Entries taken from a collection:
——
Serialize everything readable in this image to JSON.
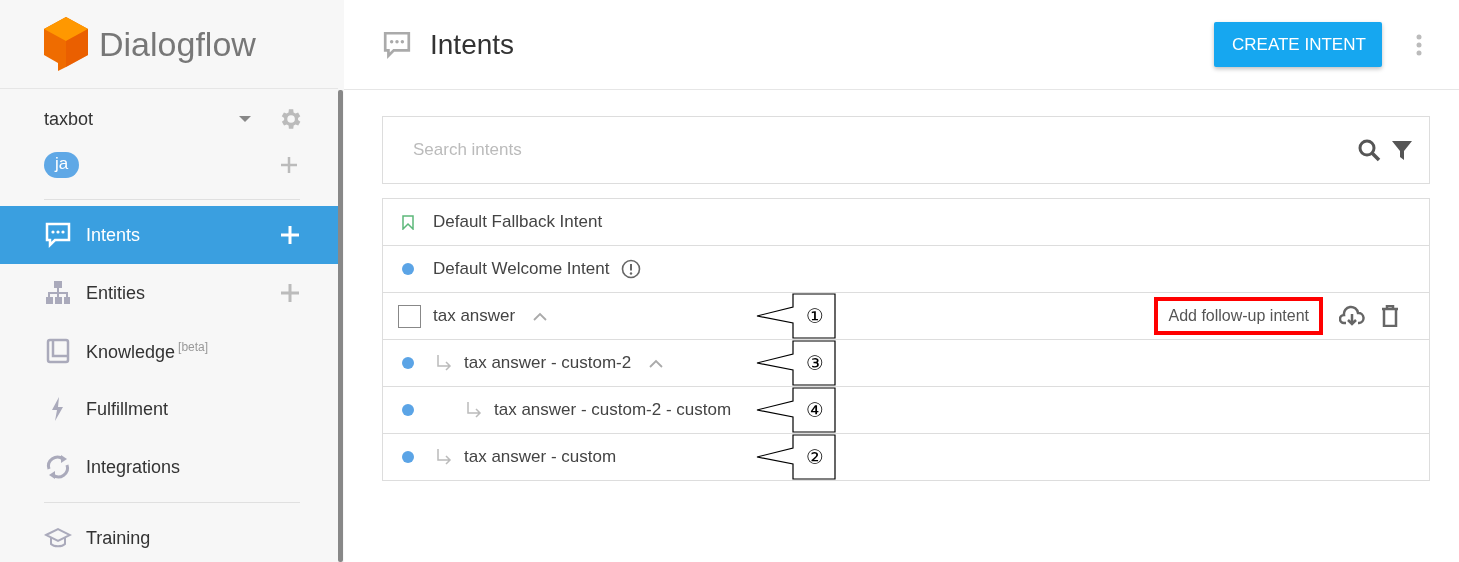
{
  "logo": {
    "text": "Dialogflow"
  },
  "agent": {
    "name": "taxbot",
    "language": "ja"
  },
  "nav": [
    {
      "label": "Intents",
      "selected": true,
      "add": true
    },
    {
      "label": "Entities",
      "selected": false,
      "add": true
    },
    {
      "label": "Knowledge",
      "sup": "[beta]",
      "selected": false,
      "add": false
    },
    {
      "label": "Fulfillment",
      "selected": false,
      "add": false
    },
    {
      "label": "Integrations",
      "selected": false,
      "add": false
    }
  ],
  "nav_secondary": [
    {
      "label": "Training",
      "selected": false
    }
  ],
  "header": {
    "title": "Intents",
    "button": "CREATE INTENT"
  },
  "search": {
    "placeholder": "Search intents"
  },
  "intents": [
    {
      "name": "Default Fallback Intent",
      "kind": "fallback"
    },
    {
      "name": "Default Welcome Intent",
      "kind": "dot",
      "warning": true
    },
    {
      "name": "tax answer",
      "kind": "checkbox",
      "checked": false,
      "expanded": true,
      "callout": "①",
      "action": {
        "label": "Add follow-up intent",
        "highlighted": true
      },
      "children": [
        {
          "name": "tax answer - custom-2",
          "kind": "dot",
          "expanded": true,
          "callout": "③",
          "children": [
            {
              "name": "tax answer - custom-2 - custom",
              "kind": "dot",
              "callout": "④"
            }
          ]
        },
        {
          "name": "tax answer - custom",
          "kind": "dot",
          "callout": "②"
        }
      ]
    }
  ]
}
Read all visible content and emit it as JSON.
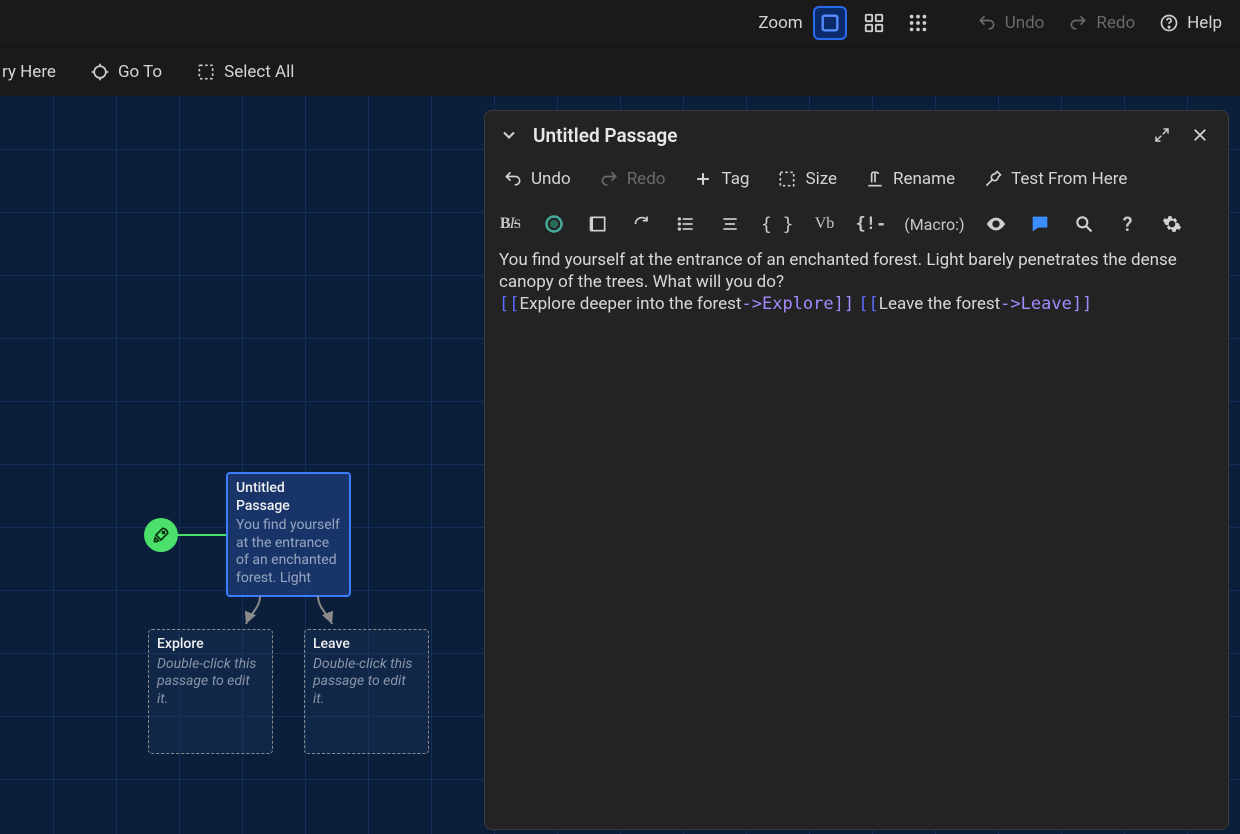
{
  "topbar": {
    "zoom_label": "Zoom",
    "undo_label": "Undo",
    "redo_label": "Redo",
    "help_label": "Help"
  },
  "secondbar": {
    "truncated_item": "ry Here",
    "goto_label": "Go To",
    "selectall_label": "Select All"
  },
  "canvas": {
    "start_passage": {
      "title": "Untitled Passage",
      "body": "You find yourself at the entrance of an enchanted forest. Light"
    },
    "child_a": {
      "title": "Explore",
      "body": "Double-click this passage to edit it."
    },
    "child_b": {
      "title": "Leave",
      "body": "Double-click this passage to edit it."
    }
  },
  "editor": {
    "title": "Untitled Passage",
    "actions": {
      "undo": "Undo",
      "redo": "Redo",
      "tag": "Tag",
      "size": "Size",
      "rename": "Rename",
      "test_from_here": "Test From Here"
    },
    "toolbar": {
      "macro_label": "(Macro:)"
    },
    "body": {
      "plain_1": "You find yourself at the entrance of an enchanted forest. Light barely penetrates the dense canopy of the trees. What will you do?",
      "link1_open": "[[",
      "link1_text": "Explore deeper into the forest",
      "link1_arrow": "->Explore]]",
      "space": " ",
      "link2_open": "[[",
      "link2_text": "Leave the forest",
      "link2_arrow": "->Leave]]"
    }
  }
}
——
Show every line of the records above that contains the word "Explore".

### Exercise output
      "title": "Explore",
      "link1_text": "Explore deeper into the forest",
      "link1_arrow": "->Explore]]",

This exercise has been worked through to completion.